Gloria Nusbacher earned a B.A. from Barnard College (with a double major in psychology and political science) and a J.D. from Columbia Law School. She comes to Yeshivat Maharat after a career of over 30 years in corporate law, including almost 20 years as a partner at one of the 100 largest U.S. law firms. Her professional accomplishments include being named to New York Super Lawyers and being designated as a Fellow of the American College of Employee Benefits Counsel. Gloria has lectured and written on various topics in the fields of executive compensation, corporate governance, and securities law and has co-authored numerous submissions to the U.S. Securities and Exchange Commission on behalf of the American Bar Association.
Gloria has taken classes at Drisha for over 20 years. She co-founded and ran her community’s women’s tefillah group and has served as a board member and officer of her shul. She intends to use her teaching experience and passion for learning Jewish texts in order to inspire members of the community in their learning and spiritual growth. She hopes to use her legal and writing skills to increase the voice of women in the halachic process.
Gloria lives in West Hempstead, NY with her husband. She is the proud mother of a daughter and a proud grandmother of two boys.
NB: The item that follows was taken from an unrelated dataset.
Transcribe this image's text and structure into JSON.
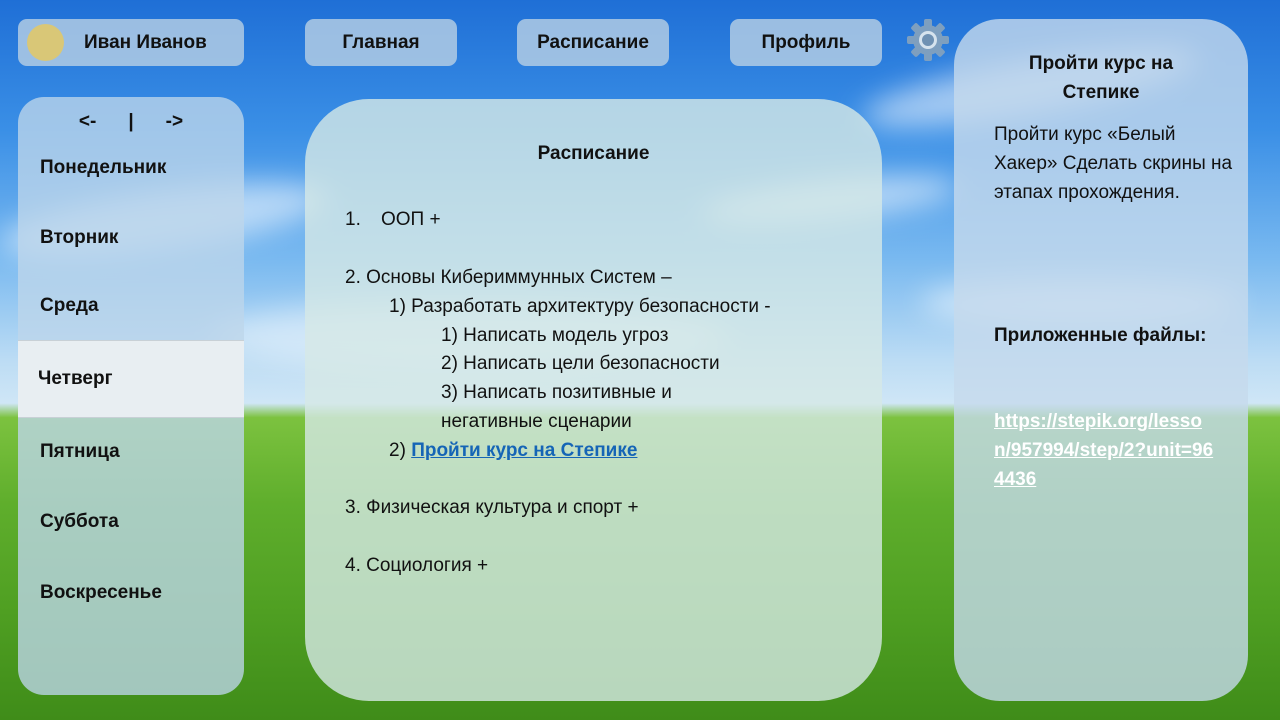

Born in Haifa and raised in Allentown, Pennsylvania in a Hebrew speaking home, Yael Smooha grew up enchanted by the stories of the Torah she learned as an Jewish Day School student, eventually taking on an observant lifestyle at the time of her Bat Mitzvah. Yael’s passion for Torah learning grew as an NCSYer, and after graduating Bruriah High School, Yael spent her post-high school years in the Breuers community of Washington Heights, studying as a seminary student and devoting her creative talents to teaching Judaic Studies to her fourth graders.
Heeding an inner call to expand her sphere, Yael earned a degree in Elementary education at Teachers College, Columbia University. As a public school teacher she worked alongside with artists to engage inner city students in yoga, cooking, and art to improve their academic performance. Ultimately, the longing to teach what was closest to her heart drew her to serve as a Jewish educator first in the elementary grades at the Solomon Schechter School of Manhattan and subsequently at the middle school level at the Solomon Schechter School of Westchester.
Throughout her teaching career, Yael has reveled in the power of the arts to spark imagination and deepen her students’ thinking around their textual learning, engaging her learners in activities involving improvisation, songwriting, movement, and journal-writing. Experiencing the effect of the palpable effect of the arts on all of her students has moved Yael to consider ways in which to bring more art and spirituality into Jewish practice. As a Maharat student, Yael is excited about expanding her own understanding of spirituality and bringing these gifts to her future congregants.
Yael currently lives in Teaneck, NJ with her husband, children, and stepchildren.